With the string "text" as the filter, copy each matching line from the records.

BEGIN

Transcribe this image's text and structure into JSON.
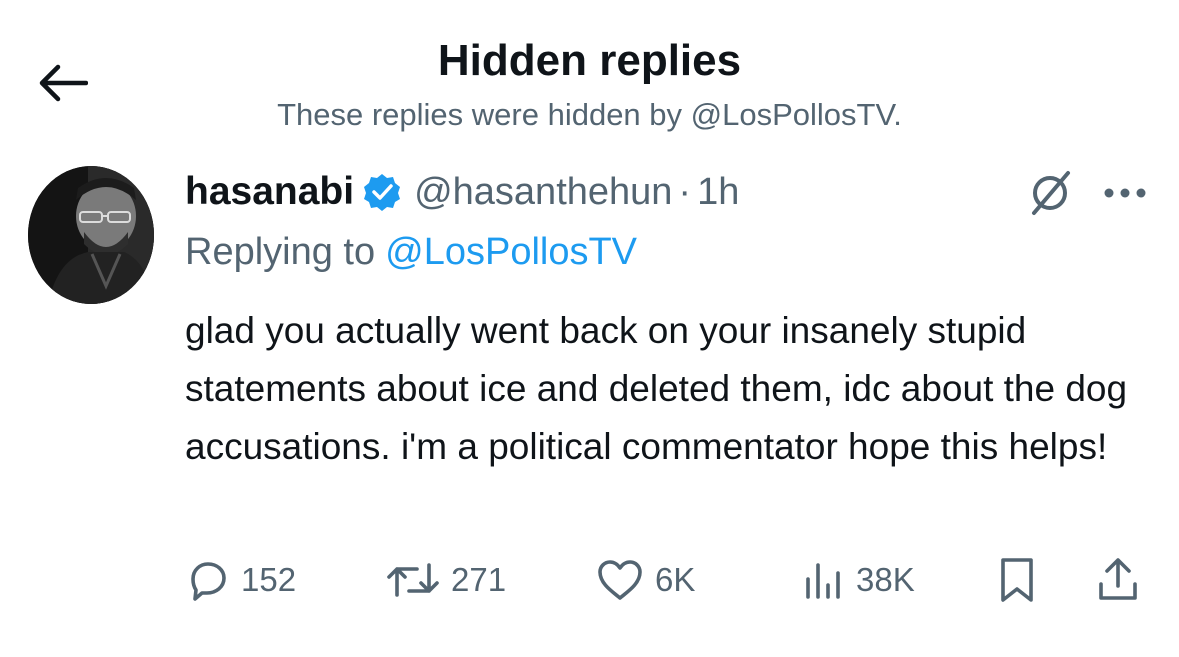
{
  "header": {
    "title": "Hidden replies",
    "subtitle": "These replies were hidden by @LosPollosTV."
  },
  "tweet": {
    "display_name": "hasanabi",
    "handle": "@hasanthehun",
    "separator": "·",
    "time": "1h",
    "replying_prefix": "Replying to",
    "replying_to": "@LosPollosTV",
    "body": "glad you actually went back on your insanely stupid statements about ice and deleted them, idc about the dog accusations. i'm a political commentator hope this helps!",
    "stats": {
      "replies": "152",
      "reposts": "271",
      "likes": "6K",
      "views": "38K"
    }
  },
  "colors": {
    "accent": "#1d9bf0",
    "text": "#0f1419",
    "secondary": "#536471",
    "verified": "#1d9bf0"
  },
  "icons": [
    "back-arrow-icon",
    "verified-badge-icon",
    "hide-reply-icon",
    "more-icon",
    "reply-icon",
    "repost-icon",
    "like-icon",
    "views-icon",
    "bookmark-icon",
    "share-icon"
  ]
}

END
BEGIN

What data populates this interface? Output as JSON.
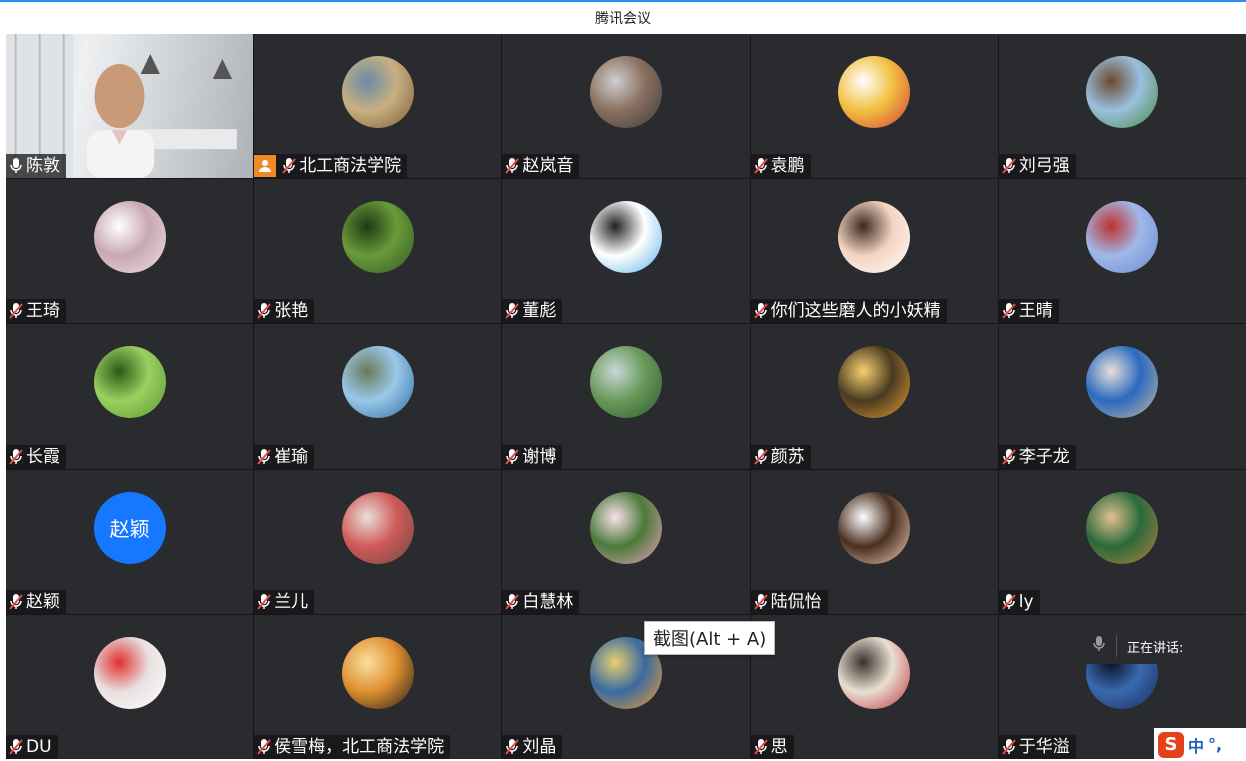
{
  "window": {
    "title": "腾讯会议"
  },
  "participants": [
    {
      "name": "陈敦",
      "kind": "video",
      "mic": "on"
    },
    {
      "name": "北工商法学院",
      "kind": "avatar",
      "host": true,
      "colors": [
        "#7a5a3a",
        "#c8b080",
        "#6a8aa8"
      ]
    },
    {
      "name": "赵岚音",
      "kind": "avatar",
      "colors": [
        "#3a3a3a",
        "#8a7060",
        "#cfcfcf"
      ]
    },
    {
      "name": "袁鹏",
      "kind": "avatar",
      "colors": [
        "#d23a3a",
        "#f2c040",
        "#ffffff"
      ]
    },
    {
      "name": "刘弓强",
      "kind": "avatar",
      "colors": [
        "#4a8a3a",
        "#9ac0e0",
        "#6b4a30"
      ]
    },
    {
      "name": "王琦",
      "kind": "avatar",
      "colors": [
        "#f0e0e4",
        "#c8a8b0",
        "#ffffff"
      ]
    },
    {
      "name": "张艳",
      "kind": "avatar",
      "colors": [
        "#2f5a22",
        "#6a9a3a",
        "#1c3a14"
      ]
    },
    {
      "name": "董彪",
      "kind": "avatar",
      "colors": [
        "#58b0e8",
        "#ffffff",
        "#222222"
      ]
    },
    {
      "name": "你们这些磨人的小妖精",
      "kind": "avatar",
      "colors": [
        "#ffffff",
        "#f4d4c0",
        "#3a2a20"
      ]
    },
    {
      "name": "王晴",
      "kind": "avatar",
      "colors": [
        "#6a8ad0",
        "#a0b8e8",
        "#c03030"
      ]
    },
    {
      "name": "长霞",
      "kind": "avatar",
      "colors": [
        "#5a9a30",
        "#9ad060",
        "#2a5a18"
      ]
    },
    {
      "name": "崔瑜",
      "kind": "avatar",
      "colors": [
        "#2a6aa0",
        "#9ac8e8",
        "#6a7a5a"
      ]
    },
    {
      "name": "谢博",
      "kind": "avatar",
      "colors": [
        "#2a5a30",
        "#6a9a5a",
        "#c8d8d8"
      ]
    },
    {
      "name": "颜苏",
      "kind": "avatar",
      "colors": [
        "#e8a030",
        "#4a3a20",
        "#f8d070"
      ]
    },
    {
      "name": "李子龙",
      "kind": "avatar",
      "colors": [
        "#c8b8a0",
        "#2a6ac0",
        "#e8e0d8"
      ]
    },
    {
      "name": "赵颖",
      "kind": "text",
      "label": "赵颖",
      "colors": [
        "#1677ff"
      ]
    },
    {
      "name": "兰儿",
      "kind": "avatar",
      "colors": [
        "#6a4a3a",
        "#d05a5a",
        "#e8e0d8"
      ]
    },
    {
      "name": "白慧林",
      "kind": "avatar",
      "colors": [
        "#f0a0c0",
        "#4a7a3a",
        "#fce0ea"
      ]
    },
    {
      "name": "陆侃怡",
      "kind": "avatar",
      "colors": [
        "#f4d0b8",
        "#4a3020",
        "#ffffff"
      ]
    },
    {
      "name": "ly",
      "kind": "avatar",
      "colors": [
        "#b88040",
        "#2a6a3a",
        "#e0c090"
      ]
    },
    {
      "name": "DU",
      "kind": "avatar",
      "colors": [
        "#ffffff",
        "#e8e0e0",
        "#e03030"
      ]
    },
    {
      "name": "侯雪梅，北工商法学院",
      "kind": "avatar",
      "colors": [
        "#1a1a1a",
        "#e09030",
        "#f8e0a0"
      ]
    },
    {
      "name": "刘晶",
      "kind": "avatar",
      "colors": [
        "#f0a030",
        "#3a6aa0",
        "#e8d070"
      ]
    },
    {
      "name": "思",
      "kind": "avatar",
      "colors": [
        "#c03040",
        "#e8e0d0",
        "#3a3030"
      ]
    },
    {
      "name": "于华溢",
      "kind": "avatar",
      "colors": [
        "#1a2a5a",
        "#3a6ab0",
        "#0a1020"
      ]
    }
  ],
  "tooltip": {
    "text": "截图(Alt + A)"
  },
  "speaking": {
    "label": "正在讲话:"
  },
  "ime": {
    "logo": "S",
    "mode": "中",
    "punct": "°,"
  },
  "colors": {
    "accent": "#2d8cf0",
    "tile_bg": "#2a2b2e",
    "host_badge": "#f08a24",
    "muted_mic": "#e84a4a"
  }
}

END
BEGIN

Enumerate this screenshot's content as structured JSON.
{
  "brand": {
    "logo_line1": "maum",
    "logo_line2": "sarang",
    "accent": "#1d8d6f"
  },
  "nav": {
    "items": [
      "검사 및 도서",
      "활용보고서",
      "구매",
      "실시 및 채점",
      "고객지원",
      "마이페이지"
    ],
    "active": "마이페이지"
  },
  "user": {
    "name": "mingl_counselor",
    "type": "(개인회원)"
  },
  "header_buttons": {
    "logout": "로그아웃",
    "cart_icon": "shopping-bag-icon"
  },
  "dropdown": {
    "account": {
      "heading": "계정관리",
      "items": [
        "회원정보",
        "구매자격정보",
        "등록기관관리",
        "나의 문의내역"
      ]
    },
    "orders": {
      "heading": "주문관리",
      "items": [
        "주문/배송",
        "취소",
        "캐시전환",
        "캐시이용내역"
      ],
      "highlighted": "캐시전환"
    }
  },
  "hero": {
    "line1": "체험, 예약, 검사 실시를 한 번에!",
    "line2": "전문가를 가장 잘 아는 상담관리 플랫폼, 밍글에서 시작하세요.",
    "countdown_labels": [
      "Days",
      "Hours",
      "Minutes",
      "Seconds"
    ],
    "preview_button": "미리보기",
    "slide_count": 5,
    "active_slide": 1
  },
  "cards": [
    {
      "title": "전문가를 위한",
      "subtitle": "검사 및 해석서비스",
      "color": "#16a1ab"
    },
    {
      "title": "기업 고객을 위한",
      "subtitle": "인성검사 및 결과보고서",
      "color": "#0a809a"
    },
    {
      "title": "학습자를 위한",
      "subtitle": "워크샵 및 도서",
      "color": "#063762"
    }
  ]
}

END

RESULT FOR THIS EXERCISE
Transcribe this image's text and structure into JSON.
    "text": "#0f1419",
      "kind": "text",
    "text": "截图(Alt + A)"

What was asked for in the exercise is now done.